On November 2, 2006, Haggard "stepped aside" as senior pastor at New Life "after Michael Forest Jones, a self-described former gay prostitute, accused him of having a sexual affair for three years and using the drug, commonly known as crystal meth, during those encounters." Haggard also resigned his position as President of the National Association of Evangelicals, an organization that represents 30 million members.[1]

White House Evangelical
"Haggard has advised the White House on issues ranging from judicial appointments to steel tariffs, but he also sought to widen the agenda of Christian evangelicals into areas the Bush administration—and many of his Christian brethren—would rather avoid," Lee Bowman wrote November 4, 2006, for Scripps Howard News Service.

"Although he had been active in lobbying for conservative Christian causes before, Haggard's profile rose after he became head of the NAE early in 2003. He made frequent visits to the White House and was included in a select group of religious leaders briefed on the administration's agenda during a weekly teleconference with White House staff, to 'feel the evangelical pulse,' he's said," Bowman wrote. "'We have direct access (to the White House,)' Haggard told a Wall Street Journal reporter shortly before the last presidential election, adding he could take a concern to the president through staff and get a response within 24 hours."


Controversy

Sexual Relationship with a Gay Hooker

Mike Jones, a "gay man and admitted male escort claims he has had an ongoing sexual relationship" for the past three years with Haggard, Colorado Springs' 9NEWS reported November 1, 2006. Haggard "denied the claims and told 9NEWS he is prepared for his own church to investigate them."

"Jones started talking to '9 Wants to Know two months ago'. He claims Haggard has been paying him for sex over the past three years, even though Haggard preaches that homosexuality is a sin," 9NEWS reported. "Jones also claims Haggard used methamphetamine in his presence on several occasions."

During a November 2, 2006, appearance on Peter Boyles' KHOW 630 AM radio show, Jones said "that he was paid money by Haggard, who made frequent trips to Denver for sexual liaisons, that he has recorded voicemails and a letter from Haggard, and that he had also witnessed Haggard use methamphetamine," the Rocky Mountain News reported. "Jones offered to take a polygraph examination concerning his claim, and Boyles said that will occur Friday [November 3rd] during his morning radio show."

James C. Dobson, founder and chairman of Focus on the Family, said in a November 2, 2006, news release: "It is unconscionable that the legitimate news media would report a rumor like this based on nothing but one man's accusation.
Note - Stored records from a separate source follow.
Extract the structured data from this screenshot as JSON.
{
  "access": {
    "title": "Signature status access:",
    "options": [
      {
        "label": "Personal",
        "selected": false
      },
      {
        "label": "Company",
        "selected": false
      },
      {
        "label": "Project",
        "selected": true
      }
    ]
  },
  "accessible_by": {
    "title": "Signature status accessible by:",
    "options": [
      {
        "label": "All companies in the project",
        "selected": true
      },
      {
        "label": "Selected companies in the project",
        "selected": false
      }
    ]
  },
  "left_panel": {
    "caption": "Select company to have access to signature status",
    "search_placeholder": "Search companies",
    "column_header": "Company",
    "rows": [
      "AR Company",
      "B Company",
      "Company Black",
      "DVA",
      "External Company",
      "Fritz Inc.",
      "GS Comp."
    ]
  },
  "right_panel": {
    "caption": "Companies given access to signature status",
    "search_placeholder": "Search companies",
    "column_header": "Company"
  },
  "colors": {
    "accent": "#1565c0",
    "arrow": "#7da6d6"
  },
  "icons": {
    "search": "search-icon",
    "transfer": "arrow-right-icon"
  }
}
Ted Haggard is a friend of mine and it appears someone is trying to damage his reputation as a way of influencing the outcome of Tuesday's midterm election — especially the vote on Colorado's marriage-protection amendment— which Ted strongly supports."

"Jesus Camp"

Haggard, who is "[o]ne of the subjects of the film", has "made claims of manipulation in the way he and his church were represented" in the documentary "Jesus Camp", Jessica Barnes wrote October 31, 2006, in Cinematical.

"In the film 'Jesus Camp,' Pastor Ted Haggard, the leader of the National Association of Evangelicals, says this: 'If the evangelicals vote, they determine the election'," the Pensacola News Journal reported.

Profiles

In 2005, "Haggard was also listed by Time magazine as one of the 25 most influential Evangelicals in America." [2]

Contact Information

Website: http://www.tedhaggard.com/
Website: http://www.nae.net/
Website: http://www.newlifechurch.org/

Related SourceWatch Resources

External links

Profiles

Articles & Commentary